TV dramas It’s A Sin and A Very British Scandal have taken top honours at the 2022 Broadcasting Press Guild (BPG) Awards.
The awards celebrate outstanding television, streaming and radio programmes and performances that have been commissioned or premiered in the UK.
Channel 4’s It’s A Sin was named best drama series and the show’s creator, Russell T Davies, won the award for best writer.
Davies, 58, first gained recognition as a screenwriter for his 1999 drama Queer As Folk, with It’s A Sin released to critical acclaim in January 2021.
The series, which starred Olly Alexander, follows a group of gay friends living in London as the HIV/Aids crisis unfolds.
BBC One’s A Very British Scandal also secured two awards, as it was voted best drama mini-series, with its star Claire Foy, named best actress.
Foy’s depiction of the Duchess of Argyll, triumphed over Olivia Colman in Landscapers, Jodie Comer in Help and Lydia West in It’s A Sin.
The series, also starring Paul Bettany and Julia Davis, charts the events surrounding the notorious divorce of the Duke and Duchess of Argyll during the 1960s.
English journalist and broadcaster Jon Snow won the Harvey Lee Award for outstanding contribution to broadcasting.
Snow, 74, is the longest-running presenter of Channel 4 News, which he presented from 1989 before announcing his departure from the show in 2021.
Stephen Graham scooped the award for best actor, in a double win, for his performances in Channel 4’s Help, demonstrating the consequences of Covid-19 in Britain’s care homes, and BBC One’s prison drama Time.
He triumphed in a shortlist which included his Time co-star Sean Bean, Sanjeev Bhaskar for Unforgotten, and Olly Alexander and Callum Scott Howells for It’s A Sin.
Bob Mortimer and Paul Whitehouse have won the best entertainment award for the third time with Mortimer & Whitehouse: Gone Fishing.
Best comedy was awarded to BBC Two sitcom Alma’s Not Normal, which follows the eponymous Alma as she attempts to give her life meaning while reconciling with the time she spent in the care system.

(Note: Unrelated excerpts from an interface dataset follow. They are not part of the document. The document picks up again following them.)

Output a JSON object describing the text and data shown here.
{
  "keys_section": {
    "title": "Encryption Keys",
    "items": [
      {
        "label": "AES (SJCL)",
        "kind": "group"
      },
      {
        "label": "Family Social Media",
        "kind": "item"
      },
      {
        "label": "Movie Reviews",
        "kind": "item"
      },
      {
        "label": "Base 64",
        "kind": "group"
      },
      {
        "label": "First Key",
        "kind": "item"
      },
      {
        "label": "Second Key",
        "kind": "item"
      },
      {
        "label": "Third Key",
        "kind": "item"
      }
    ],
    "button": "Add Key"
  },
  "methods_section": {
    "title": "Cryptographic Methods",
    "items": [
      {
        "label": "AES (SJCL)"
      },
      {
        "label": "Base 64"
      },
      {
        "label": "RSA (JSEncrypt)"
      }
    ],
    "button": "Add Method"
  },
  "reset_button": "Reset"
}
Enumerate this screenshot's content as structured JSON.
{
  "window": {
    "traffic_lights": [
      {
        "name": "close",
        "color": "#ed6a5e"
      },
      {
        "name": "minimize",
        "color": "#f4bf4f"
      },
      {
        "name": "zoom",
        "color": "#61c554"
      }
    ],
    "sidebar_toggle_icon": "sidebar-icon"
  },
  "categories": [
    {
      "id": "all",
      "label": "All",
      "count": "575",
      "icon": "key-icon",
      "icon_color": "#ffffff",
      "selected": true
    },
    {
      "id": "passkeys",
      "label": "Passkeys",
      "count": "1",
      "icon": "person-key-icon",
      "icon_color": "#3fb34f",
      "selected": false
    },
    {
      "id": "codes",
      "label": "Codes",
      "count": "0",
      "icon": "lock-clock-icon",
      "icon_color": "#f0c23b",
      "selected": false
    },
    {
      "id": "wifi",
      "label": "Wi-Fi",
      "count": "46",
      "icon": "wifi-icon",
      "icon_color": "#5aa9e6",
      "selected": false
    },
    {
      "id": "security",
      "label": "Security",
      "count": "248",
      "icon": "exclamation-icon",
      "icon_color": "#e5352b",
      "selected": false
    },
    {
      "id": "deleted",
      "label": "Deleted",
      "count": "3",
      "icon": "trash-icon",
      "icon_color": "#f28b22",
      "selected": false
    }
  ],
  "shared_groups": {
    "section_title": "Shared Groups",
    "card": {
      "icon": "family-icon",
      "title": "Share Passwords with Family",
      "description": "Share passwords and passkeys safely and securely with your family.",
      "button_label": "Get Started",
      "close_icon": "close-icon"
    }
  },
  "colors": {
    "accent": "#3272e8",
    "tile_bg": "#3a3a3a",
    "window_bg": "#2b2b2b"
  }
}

The show, inspired by writer Sophie Willan’s own experiences of the care system, was up against Sex Education, Stath Lets Flats, and Starstruck.
The BBC Two series Blair & Brown: The New Labour Revolution was named best documentary series, while Disney+ series The Beatles: Get Back was voted best documentary mini-series.
Radio programme of the year went to Jamz Supernova for her BBC 6 Music show Jamz Supernova on 6.
Chairman of the BPG, Grant Tucker, said: “In their 48th year, the BPG awards remain true to the values on which they were founded: celebrating the best work on TV and radio, voted for by those whose job is to write about broadcasting.
“2021 was a fantastic year for British television. The industry bounced back from the worst days of the pandemic with record levels of investment and programming, and our winners announced today are testimony to that creative explosion.
“It is also evident that, despite reports of their death, our public service broadcasters are very much alive and thriving.”
The BPG breakthrough award went to the actor and writer of BBC Three’s Starstruck, Rose Matafeo.
The new emerging creators award for video creativity on social media platforms was given to Chunkz.
The 26-year-old, whose real name is Amin Mohamed, has amassed a following of more than 2.6 million on his YouTube channel, where he posts vlogs, challenges and prank videos.
The innovation in broadcasting award went to Channel 4 for its Black To Front project and ongoing inclusion initiatives.
The awards, now in their 48th year, were held in London on March 25.